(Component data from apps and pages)
______
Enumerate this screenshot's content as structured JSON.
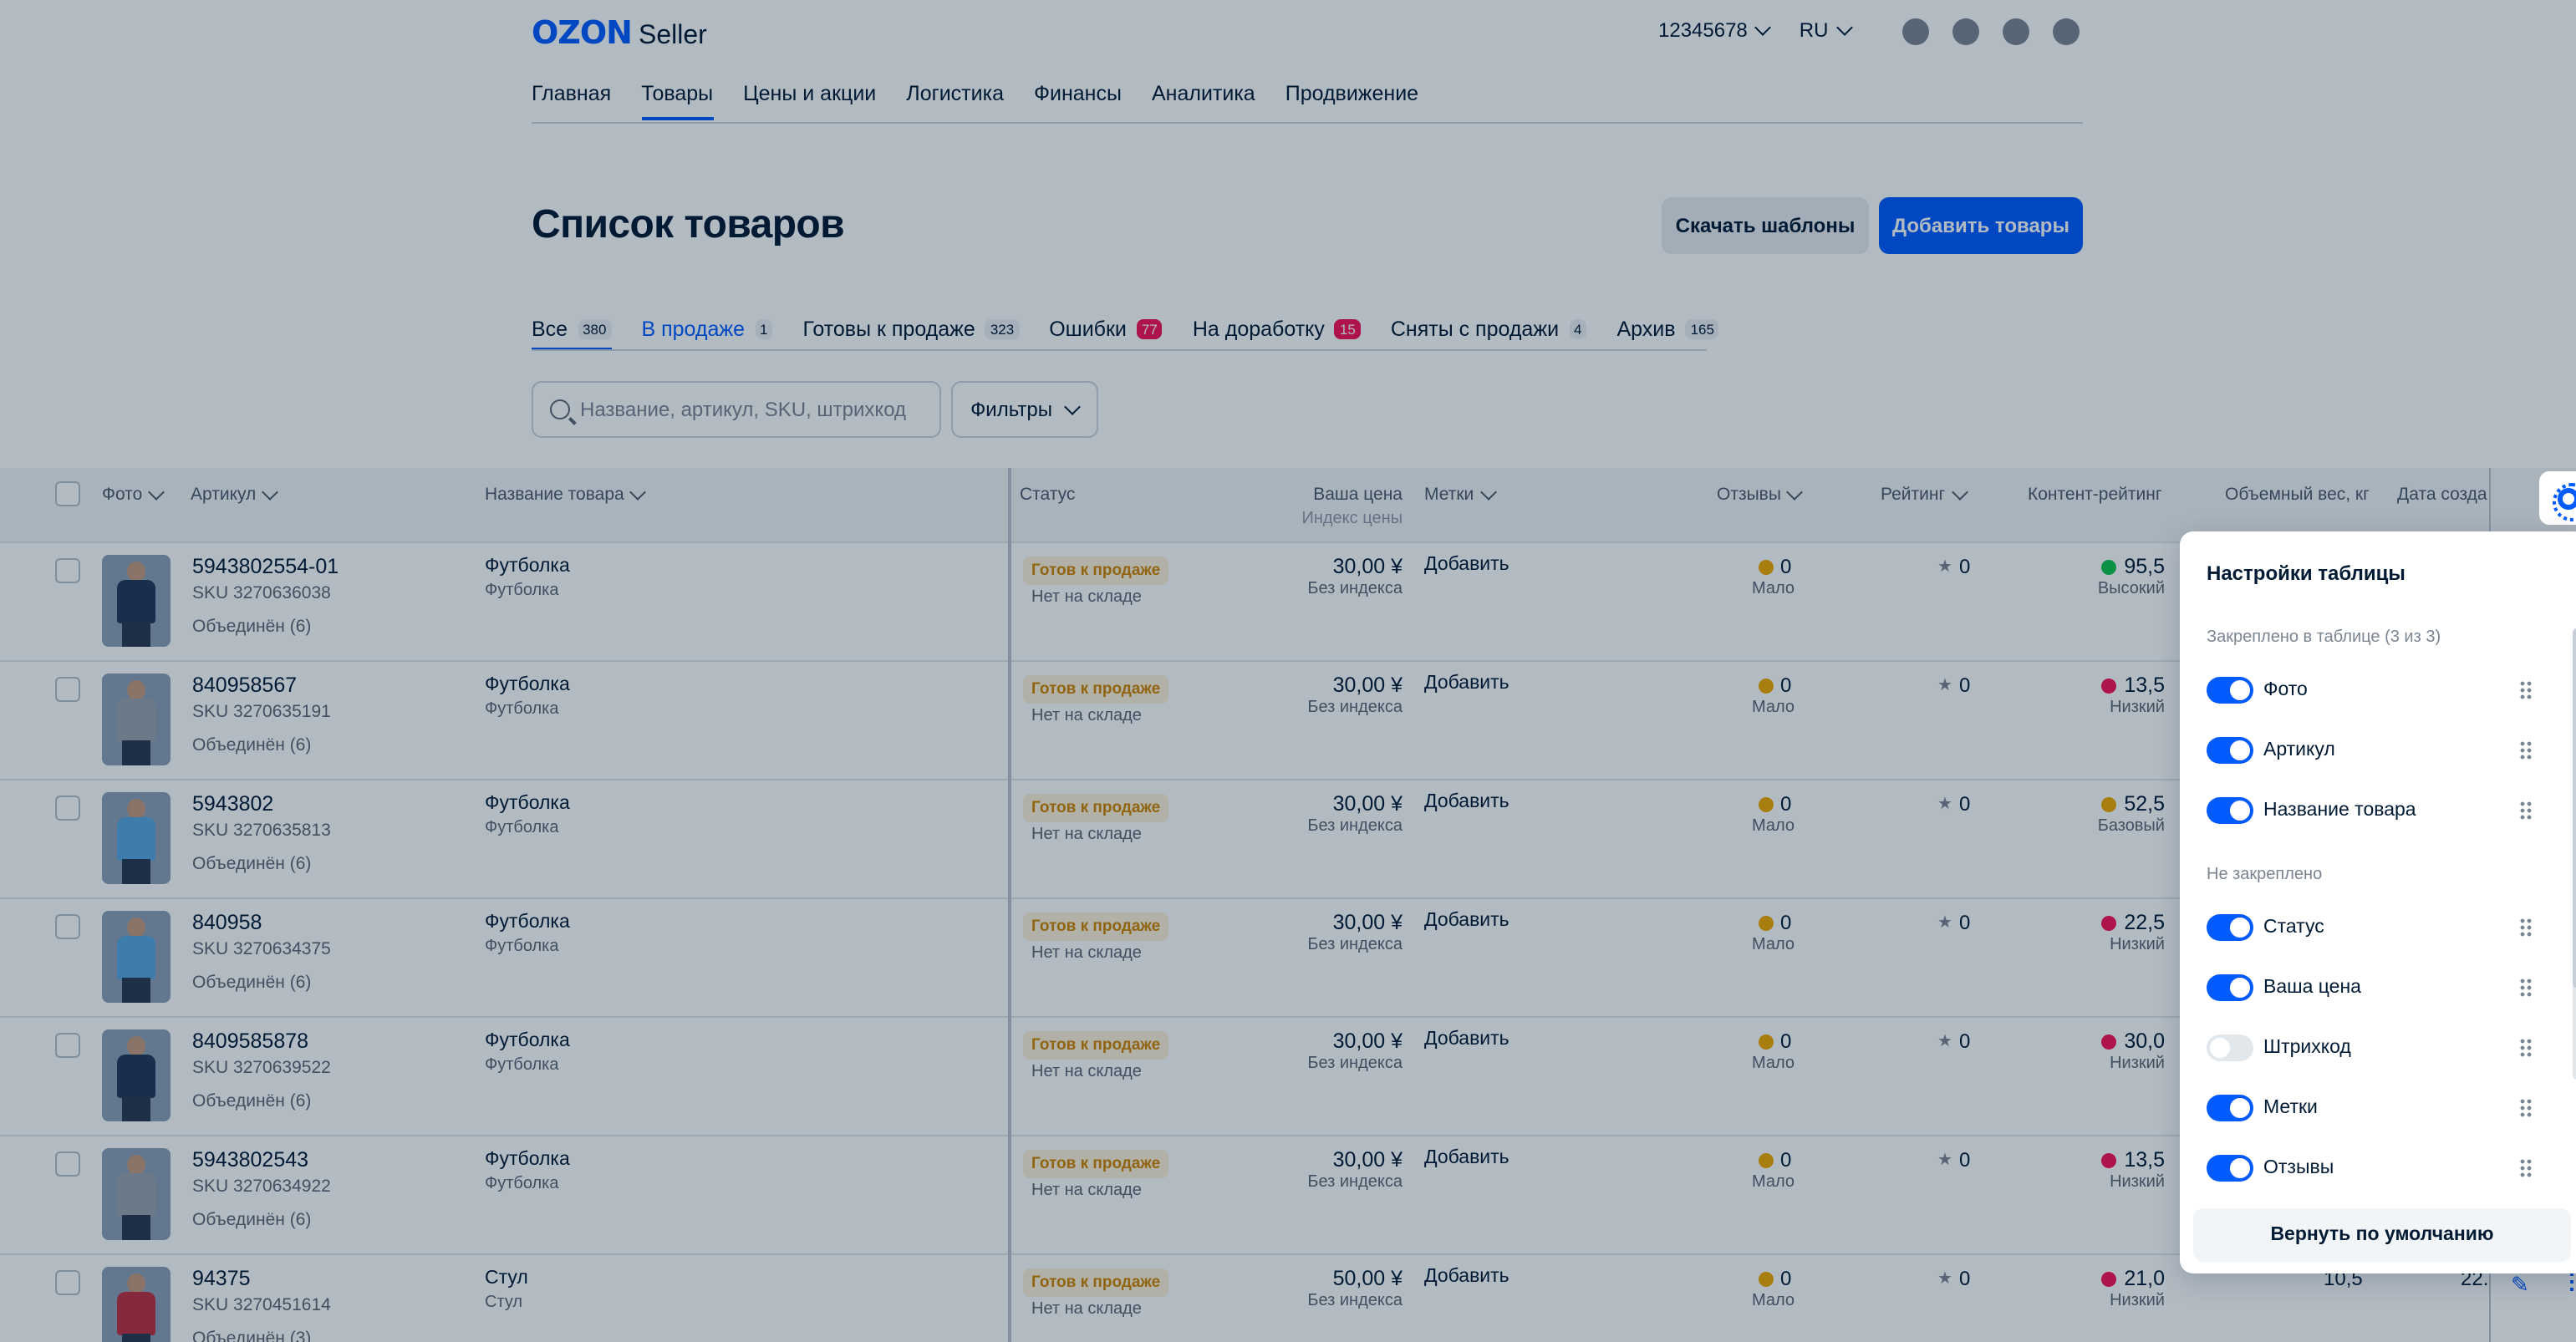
{
  "header": {
    "logo_main": "OZON",
    "logo_sub": "Seller",
    "account": "12345678",
    "lang": "RU",
    "icons": [
      "chat-icon",
      "headset-icon",
      "bell-icon",
      "profile-icon"
    ]
  },
  "nav": [
    "Главная",
    "Товары",
    "Цены и акции",
    "Логистика",
    "Финансы",
    "Аналитика",
    "Продвижение"
  ],
  "page": {
    "title": "Список товаров",
    "download_btn": "Скачать шаблоны",
    "add_btn": "Добавить товары"
  },
  "tabs": [
    {
      "label": "Все",
      "count": "380"
    },
    {
      "label": "В продаже",
      "count": "1"
    },
    {
      "label": "Готовы к продаже",
      "count": "323"
    },
    {
      "label": "Ошибки",
      "count": "77"
    },
    {
      "label": "На доработку",
      "count": "15"
    },
    {
      "label": "Сняты с продажи",
      "count": "4"
    },
    {
      "label": "Архив",
      "count": "165"
    }
  ],
  "search": {
    "placeholder": "Название, артикул, SKU, штрихкод"
  },
  "filters_label": "Фильтры",
  "columns": {
    "photo": "Фото",
    "article": "Артикул",
    "name": "Название товара",
    "status": "Статус",
    "price": "Ваша цена",
    "price_sub": "Индекс цены",
    "tags": "Метки",
    "reviews": "Отзывы",
    "rating": "Рейтинг",
    "content": "Контент-рейтинг",
    "volume": "Объемный вес, кг",
    "date": "Дата созда"
  },
  "rows": [
    {
      "article": "5943802554-01",
      "sku": "SKU 3270636038",
      "joined": "Объединён (6)",
      "name": "Футболка",
      "sub": "Футболка",
      "status": "Готов к продаже",
      "stock": "Нет на складе",
      "price": "30,00 ¥",
      "pidx": "Без индекса",
      "tag": "Добавить",
      "rev": "0",
      "rev_sub": "Мало",
      "rating": "0",
      "cr": "95,5",
      "cr_sub": "Высокий",
      "cr_color": "#10c44c",
      "shirt": "#233756"
    },
    {
      "article": "840958567",
      "sku": "SKU 3270635191",
      "joined": "Объединён (6)",
      "name": "Футболка",
      "sub": "Футболка",
      "status": "Готов к продаже",
      "stock": "Нет на складе",
      "price": "30,00 ¥",
      "pidx": "Без индекса",
      "tag": "Добавить",
      "rev": "0",
      "rev_sub": "Мало",
      "rating": "0",
      "cr": "13,5",
      "cr_sub": "Низкий",
      "cr_color": "#f91155",
      "shirt": "#9aa3ad"
    },
    {
      "article": "5943802",
      "sku": "SKU 3270635813",
      "joined": "Объединён (6)",
      "name": "Футболка",
      "sub": "Футболка",
      "status": "Готов к продаже",
      "stock": "Нет на складе",
      "price": "30,00 ¥",
      "pidx": "Без индекса",
      "tag": "Добавить",
      "rev": "0",
      "rev_sub": "Мало",
      "rating": "0",
      "cr": "52,5",
      "cr_sub": "Базовый",
      "cr_color": "#f2a900",
      "shirt": "#5aa7e0"
    },
    {
      "article": "840958",
      "sku": "SKU 3270634375",
      "joined": "Объединён (6)",
      "name": "Футболка",
      "sub": "Футболка",
      "status": "Готов к продаже",
      "stock": "Нет на складе",
      "price": "30,00 ¥",
      "pidx": "Без индекса",
      "tag": "Добавить",
      "rev": "0",
      "rev_sub": "Мало",
      "rating": "0",
      "cr": "22,5",
      "cr_sub": "Низкий",
      "cr_color": "#f91155",
      "shirt": "#5aa7e0"
    },
    {
      "article": "8409585878",
      "sku": "SKU 3270639522",
      "joined": "Объединён (6)",
      "name": "Футболка",
      "sub": "Футболка",
      "status": "Готов к продаже",
      "stock": "Нет на складе",
      "price": "30,00 ¥",
      "pidx": "Без индекса",
      "tag": "Добавить",
      "rev": "0",
      "rev_sub": "Мало",
      "rating": "0",
      "cr": "30,0",
      "cr_sub": "Низкий",
      "cr_color": "#f91155",
      "shirt": "#233756"
    },
    {
      "article": "5943802543",
      "sku": "SKU 3270634922",
      "joined": "Объединён (6)",
      "name": "Футболка",
      "sub": "Футболка",
      "status": "Готов к продаже",
      "stock": "Нет на складе",
      "price": "30,00 ¥",
      "pidx": "Без индекса",
      "tag": "Добавить",
      "rev": "0",
      "rev_sub": "Мало",
      "rating": "0",
      "cr": "13,5",
      "cr_sub": "Низкий",
      "cr_color": "#f91155",
      "shirt": "#9aa3ad"
    },
    {
      "article": "94375",
      "sku": "SKU 3270451614",
      "joined": "Объединён (3)",
      "name": "Стул",
      "sub": "Стул",
      "status": "Готов к продаже",
      "stock": "Нет на складе",
      "price": "50,00 ¥",
      "pidx": "Без индекса",
      "tag": "Добавить",
      "rev": "0",
      "rev_sub": "Мало",
      "rating": "0",
      "cr": "21,0",
      "cr_sub": "Низкий",
      "cr_color": "#f91155",
      "shirt": "#c03040",
      "volume": "10,5",
      "date": "22."
    }
  ],
  "panel": {
    "title": "Настройки таблицы",
    "pinned_label": "Закреплено в таблице (3 из 3)",
    "unpinned_label": "Не закреплено",
    "pinned": [
      {
        "label": "Фото",
        "on": true
      },
      {
        "label": "Артикул",
        "on": true
      },
      {
        "label": "Название товара",
        "on": true
      }
    ],
    "unpinned": [
      {
        "label": "Статус",
        "on": true
      },
      {
        "label": "Ваша цена",
        "on": true
      },
      {
        "label": "Штрихкод",
        "on": false
      },
      {
        "label": "Метки",
        "on": true
      },
      {
        "label": "Отзывы",
        "on": true
      }
    ],
    "reset": "Вернуть по умолчанию"
  }
}
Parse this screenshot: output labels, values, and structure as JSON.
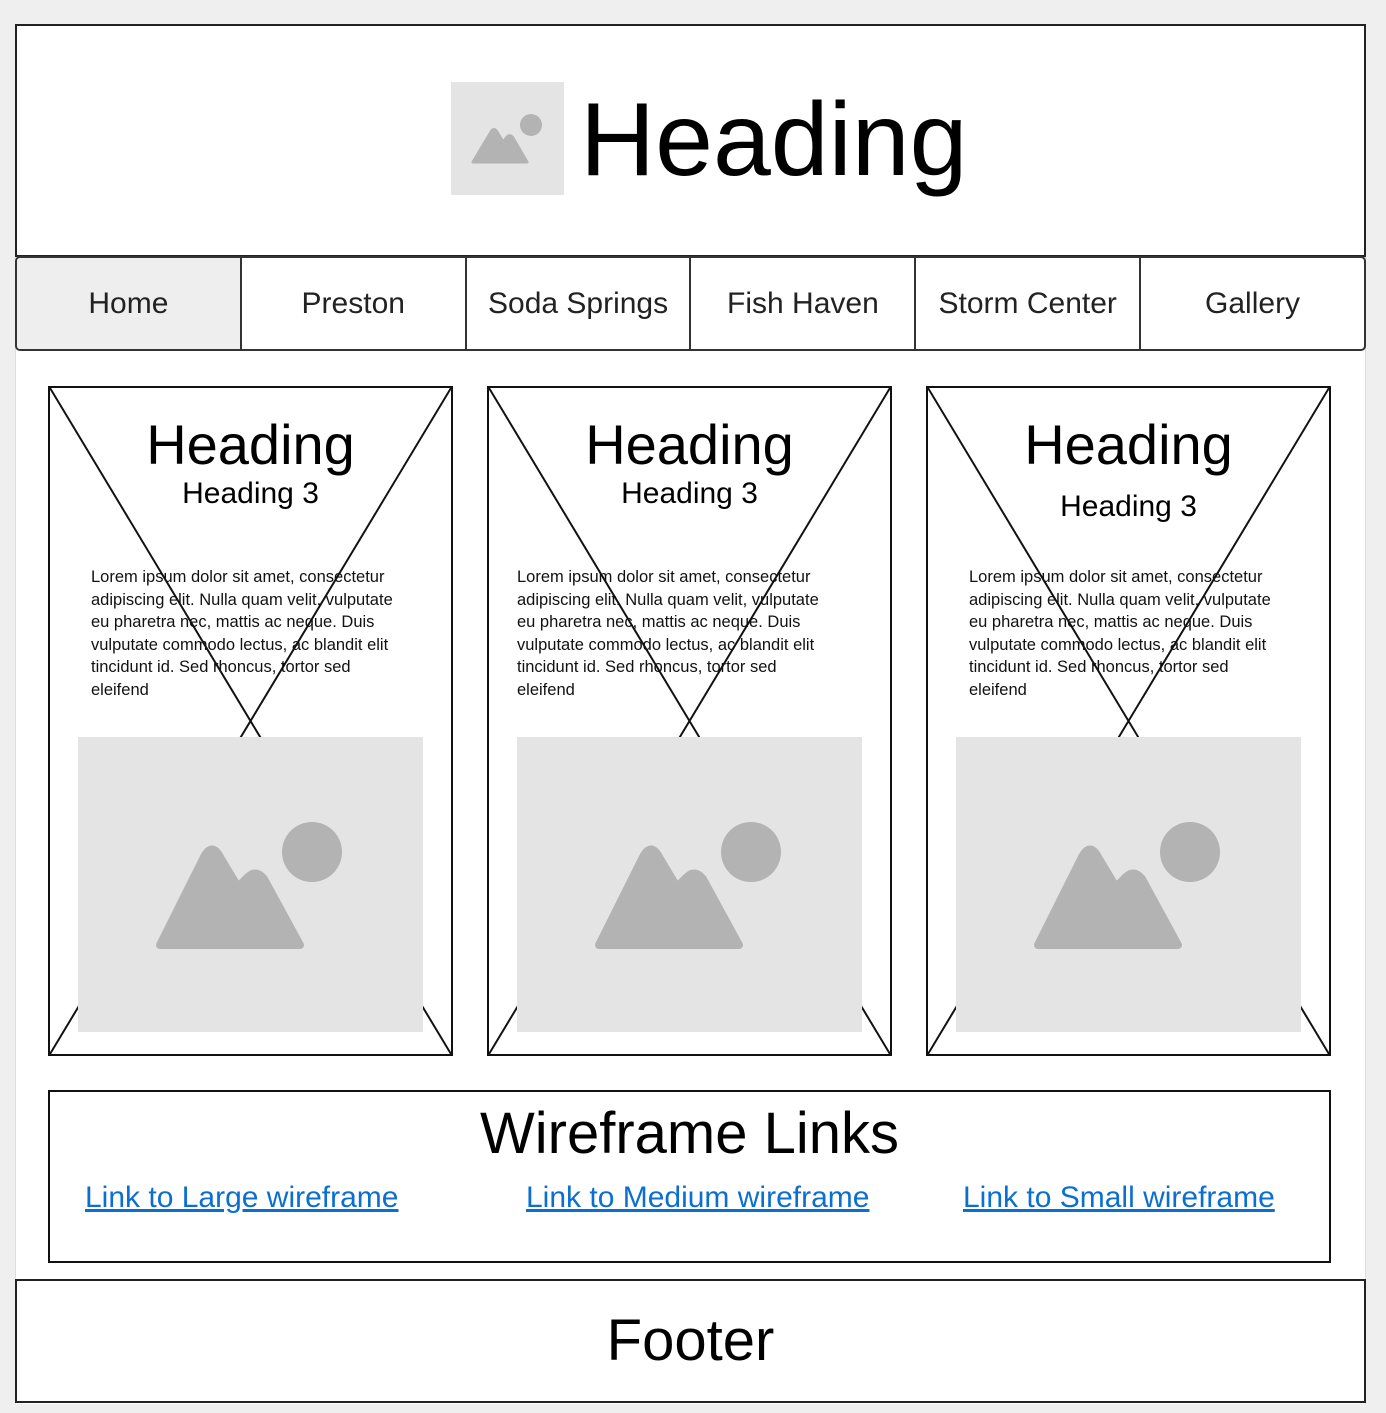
{
  "header": {
    "title": "Heading",
    "logo_icon": "image-placeholder-icon"
  },
  "nav": {
    "items": [
      {
        "label": "Home",
        "active": true
      },
      {
        "label": "Preston",
        "active": false
      },
      {
        "label": "Soda Springs",
        "active": false
      },
      {
        "label": "Fish Haven",
        "active": false
      },
      {
        "label": "Storm Center",
        "active": false
      },
      {
        "label": "Gallery",
        "active": false
      }
    ]
  },
  "cards": [
    {
      "heading": "Heading",
      "subheading": "Heading 3",
      "text": "Lorem ipsum dolor sit amet, consectetur adipiscing elit. Nulla quam velit, vulputate eu pharetra nec, mattis ac neque. Duis vulputate commodo lectus, ac blandit elit tincidunt id. Sed rhoncus, tortor sed eleifend",
      "image_icon": "image-placeholder-icon"
    },
    {
      "heading": "Heading",
      "subheading": "Heading 3",
      "text": "Lorem ipsum dolor sit amet, consectetur adipiscing elit. Nulla quam velit, vulputate eu pharetra nec, mattis ac neque. Duis vulputate commodo lectus, ac blandit elit tincidunt id. Sed rhoncus, tortor sed eleifend",
      "image_icon": "image-placeholder-icon"
    },
    {
      "heading": "Heading",
      "subheading": "Heading 3",
      "text": "Lorem ipsum dolor sit amet, consectetur adipiscing elit. Nulla quam velit, vulputate eu pharetra nec, mattis ac neque. Duis vulputate commodo lectus, ac blandit elit tincidunt id. Sed rhoncus, tortor sed eleifend",
      "image_icon": "image-placeholder-icon"
    }
  ],
  "links_section": {
    "title": "Wireframe Links",
    "links": [
      {
        "label": "Link to Large wireframe"
      },
      {
        "label": "Link to Medium wireframe"
      },
      {
        "label": "Link to Small wireframe"
      }
    ]
  },
  "footer": {
    "text": "Footer"
  },
  "colors": {
    "link": "#0b6fd1",
    "placeholder_bg": "#e4e4e4",
    "placeholder_shape": "#b3b3b3",
    "active_tab_bg": "#eeeeee"
  }
}
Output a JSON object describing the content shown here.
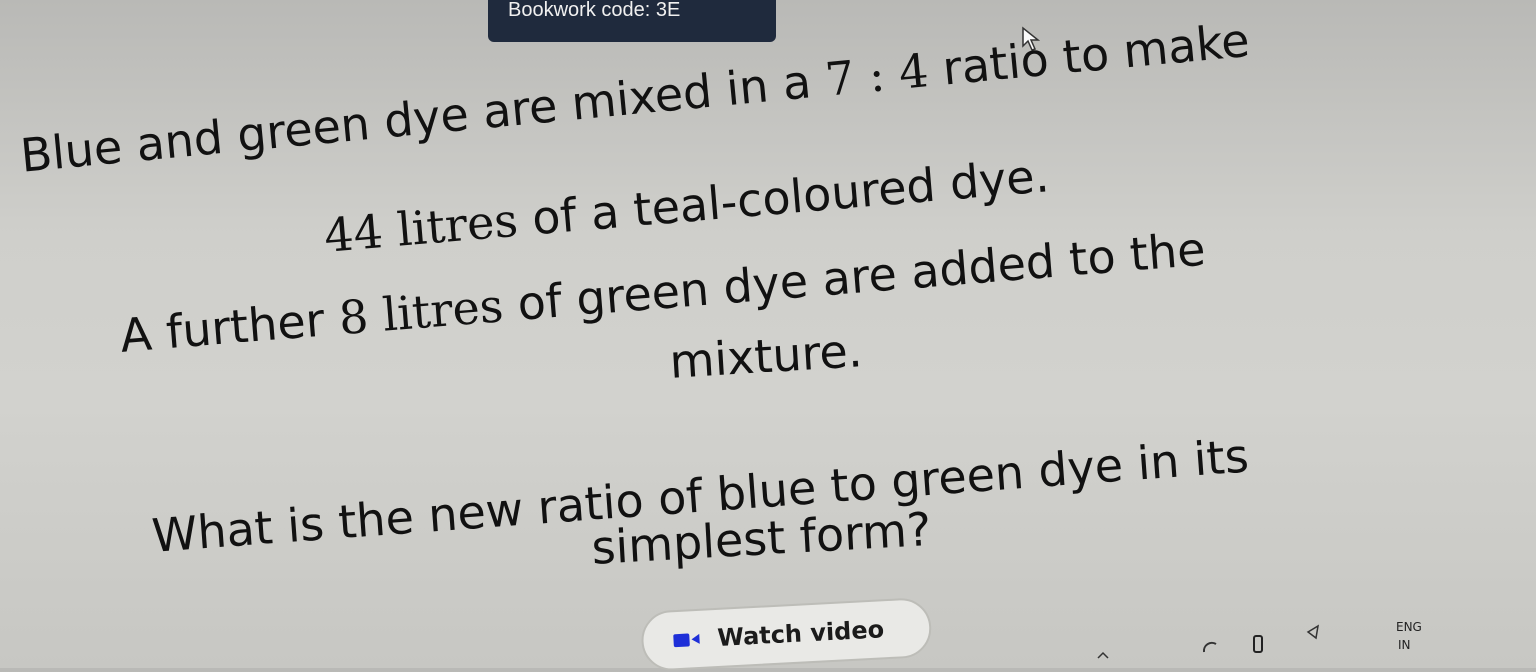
{
  "header": {
    "tab_label": "Bookwork code: 3E"
  },
  "question": {
    "line1_pre": "Blue and green dye are mixed in a ",
    "line1_ratio": "7 : 4",
    "line1_post": " ratio to make",
    "line2_num": "44 litres",
    "line2_post": " of a teal-coloured dye.",
    "line3_pre": "A further ",
    "line3_num": "8 litres",
    "line3_post": " of green dye are added to the",
    "line4": "mixture.",
    "line5": "What is the new ratio of blue to green dye in its",
    "line6": "simplest form?"
  },
  "actions": {
    "watch_video_label": "Watch video"
  },
  "tray": {
    "lang_top": "ENG",
    "lang_bottom": "IN"
  },
  "icons": {
    "video": "video-icon",
    "cursor": "cursor-pointer-icon",
    "volume": "volume-icon",
    "battery": "battery-icon",
    "chevron": "chevron-up-icon"
  },
  "colors": {
    "tab_bg": "#1f2a3d",
    "text": "#111111",
    "button_bg": "#e9e9e6"
  }
}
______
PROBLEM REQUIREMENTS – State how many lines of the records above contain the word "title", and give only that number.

EXERCISE SOLUTION – 4